Background: Makkah, Saudi Arabia, receives about three to four million pilgrims for Hajj annually. Many of these pilgrims are elderly and sick, and many have chronic medical conditions (CMCs) for which they take medication. The emergency department (ED) physicians working in Makkah have previously claimed that many pilgrims present to the ED because they need medications to control their CMCs. We aim to investigate the magnitude of this burden on Saudi Arabian EDs. Methods: We conducted a survey study among Hajj pilgrims during the Hajj season of 2018. Data was collected, which included demographics, CMCs, the medications taken for CMCs, did the pilgrims bring their medication with them from home, and, if not, the source for obtaining replacement medications during Hajj. Results: Of the 2402 subjects surveyed, 1953 were included in our study. Only 436 (22.3%) had a CMCs, and of those only 16% did not bring sufficient medication with them from home. We found that only 7% ultimately needed to visit the ED at some point. The number of pilgrims with CMCs who needed to be given new medication was 13.3%. Conclusion: Our pilot study indicates that approximately 20% of all pilgrims have a CMCs. Of those with CMCs, only 18% did not bring sufficient medication with them to Makkah, and many of these pilgrims presented to the ED at some point due to uncontrolled symptoms of their CMCs. The responsibility for dispensing medications to pilgrims for treating their CMCs was mainly shared by the MOH and the Hajj mission to which the pilgrim belongs.

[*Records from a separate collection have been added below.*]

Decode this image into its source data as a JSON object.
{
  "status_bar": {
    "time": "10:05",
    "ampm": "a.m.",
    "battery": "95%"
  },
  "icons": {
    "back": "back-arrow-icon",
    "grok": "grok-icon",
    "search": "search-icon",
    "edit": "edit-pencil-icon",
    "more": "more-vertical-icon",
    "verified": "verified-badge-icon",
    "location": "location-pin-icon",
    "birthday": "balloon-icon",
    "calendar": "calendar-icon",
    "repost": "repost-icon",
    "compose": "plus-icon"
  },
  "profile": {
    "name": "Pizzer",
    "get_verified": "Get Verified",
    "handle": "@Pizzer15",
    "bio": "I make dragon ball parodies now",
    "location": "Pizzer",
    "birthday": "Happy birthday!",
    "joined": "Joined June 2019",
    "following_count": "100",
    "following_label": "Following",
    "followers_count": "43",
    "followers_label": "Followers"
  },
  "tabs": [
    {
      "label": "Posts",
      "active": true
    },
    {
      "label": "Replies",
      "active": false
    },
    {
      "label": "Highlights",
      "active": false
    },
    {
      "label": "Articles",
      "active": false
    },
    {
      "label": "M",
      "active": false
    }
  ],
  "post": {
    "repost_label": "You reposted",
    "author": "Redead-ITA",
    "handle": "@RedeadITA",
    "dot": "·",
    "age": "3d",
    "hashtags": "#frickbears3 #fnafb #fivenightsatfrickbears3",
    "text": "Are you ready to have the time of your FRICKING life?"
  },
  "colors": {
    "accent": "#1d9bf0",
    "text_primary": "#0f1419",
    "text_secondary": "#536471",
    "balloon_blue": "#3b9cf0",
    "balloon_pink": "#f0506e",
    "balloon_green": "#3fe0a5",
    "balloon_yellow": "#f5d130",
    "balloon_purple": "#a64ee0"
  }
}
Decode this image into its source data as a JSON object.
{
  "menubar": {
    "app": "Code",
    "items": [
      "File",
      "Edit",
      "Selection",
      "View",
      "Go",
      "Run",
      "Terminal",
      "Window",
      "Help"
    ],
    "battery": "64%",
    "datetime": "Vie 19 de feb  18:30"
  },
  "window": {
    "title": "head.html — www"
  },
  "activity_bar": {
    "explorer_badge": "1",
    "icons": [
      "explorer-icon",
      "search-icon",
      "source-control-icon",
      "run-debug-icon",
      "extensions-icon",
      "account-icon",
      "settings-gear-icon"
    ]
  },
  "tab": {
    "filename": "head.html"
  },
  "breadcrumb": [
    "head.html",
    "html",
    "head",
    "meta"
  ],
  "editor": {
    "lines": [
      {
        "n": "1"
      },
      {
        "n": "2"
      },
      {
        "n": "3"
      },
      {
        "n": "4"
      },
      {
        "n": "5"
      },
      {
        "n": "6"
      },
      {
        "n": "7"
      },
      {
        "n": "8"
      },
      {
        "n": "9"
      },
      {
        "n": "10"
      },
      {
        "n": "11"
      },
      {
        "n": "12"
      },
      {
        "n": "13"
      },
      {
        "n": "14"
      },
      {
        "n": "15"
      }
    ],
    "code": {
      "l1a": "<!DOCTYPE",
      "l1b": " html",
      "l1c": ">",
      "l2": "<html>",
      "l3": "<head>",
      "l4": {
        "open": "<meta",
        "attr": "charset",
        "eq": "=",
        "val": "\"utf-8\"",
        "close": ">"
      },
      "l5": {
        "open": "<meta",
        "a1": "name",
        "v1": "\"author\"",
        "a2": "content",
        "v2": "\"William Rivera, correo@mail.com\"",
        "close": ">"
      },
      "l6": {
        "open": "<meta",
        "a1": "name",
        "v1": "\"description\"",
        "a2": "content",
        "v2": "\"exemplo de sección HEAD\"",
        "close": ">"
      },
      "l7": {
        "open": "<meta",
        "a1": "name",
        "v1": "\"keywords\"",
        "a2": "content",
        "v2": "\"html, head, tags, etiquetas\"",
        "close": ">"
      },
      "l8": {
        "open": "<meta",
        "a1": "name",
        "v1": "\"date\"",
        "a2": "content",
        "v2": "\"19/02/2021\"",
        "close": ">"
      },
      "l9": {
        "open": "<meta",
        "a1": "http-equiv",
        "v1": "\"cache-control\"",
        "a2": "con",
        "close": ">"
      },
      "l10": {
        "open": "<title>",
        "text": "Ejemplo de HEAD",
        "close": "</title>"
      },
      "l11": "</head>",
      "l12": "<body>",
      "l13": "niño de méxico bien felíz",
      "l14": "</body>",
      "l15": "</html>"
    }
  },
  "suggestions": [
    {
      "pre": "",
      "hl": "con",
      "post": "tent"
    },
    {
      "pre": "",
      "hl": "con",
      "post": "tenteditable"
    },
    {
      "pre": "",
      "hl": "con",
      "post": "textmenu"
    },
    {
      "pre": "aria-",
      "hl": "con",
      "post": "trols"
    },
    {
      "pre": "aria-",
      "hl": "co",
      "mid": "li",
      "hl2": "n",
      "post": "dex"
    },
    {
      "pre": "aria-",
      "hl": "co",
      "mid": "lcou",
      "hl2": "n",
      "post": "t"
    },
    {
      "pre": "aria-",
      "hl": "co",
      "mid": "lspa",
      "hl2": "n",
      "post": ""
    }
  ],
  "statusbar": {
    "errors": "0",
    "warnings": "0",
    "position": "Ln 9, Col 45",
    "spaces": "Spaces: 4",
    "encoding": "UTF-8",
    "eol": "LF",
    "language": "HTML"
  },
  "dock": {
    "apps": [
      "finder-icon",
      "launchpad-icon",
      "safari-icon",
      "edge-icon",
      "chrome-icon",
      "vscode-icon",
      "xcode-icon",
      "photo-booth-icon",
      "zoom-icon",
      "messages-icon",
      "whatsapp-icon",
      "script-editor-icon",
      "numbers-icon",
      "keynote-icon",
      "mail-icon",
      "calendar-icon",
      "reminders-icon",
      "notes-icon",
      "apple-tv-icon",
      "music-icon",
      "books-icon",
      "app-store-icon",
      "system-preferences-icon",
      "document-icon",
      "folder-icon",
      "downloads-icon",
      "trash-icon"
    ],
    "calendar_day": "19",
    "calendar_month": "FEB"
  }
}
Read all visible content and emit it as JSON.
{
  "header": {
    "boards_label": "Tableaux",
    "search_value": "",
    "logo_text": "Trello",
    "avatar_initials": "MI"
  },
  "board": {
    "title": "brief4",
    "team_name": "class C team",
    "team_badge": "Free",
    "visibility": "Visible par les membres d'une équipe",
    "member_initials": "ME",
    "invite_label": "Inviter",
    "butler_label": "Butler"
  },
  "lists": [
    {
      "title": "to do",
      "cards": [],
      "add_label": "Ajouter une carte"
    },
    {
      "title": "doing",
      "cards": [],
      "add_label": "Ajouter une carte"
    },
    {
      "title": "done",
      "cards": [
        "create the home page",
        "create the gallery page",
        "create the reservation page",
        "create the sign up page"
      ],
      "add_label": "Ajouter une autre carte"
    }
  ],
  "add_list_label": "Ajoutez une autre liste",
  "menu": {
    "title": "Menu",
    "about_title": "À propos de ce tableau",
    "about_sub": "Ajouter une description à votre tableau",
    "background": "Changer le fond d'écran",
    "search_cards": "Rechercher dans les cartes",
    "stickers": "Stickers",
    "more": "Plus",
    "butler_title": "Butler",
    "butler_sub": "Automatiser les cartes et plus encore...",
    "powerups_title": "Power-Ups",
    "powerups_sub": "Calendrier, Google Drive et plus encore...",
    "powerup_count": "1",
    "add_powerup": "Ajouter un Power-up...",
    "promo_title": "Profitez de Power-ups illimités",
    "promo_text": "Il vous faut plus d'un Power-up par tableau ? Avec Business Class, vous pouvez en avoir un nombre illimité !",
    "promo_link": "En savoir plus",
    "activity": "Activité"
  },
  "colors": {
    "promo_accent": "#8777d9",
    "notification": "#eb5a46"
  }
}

Keywords: Medication compliance, Chronic disease, Hajj, Pilgrims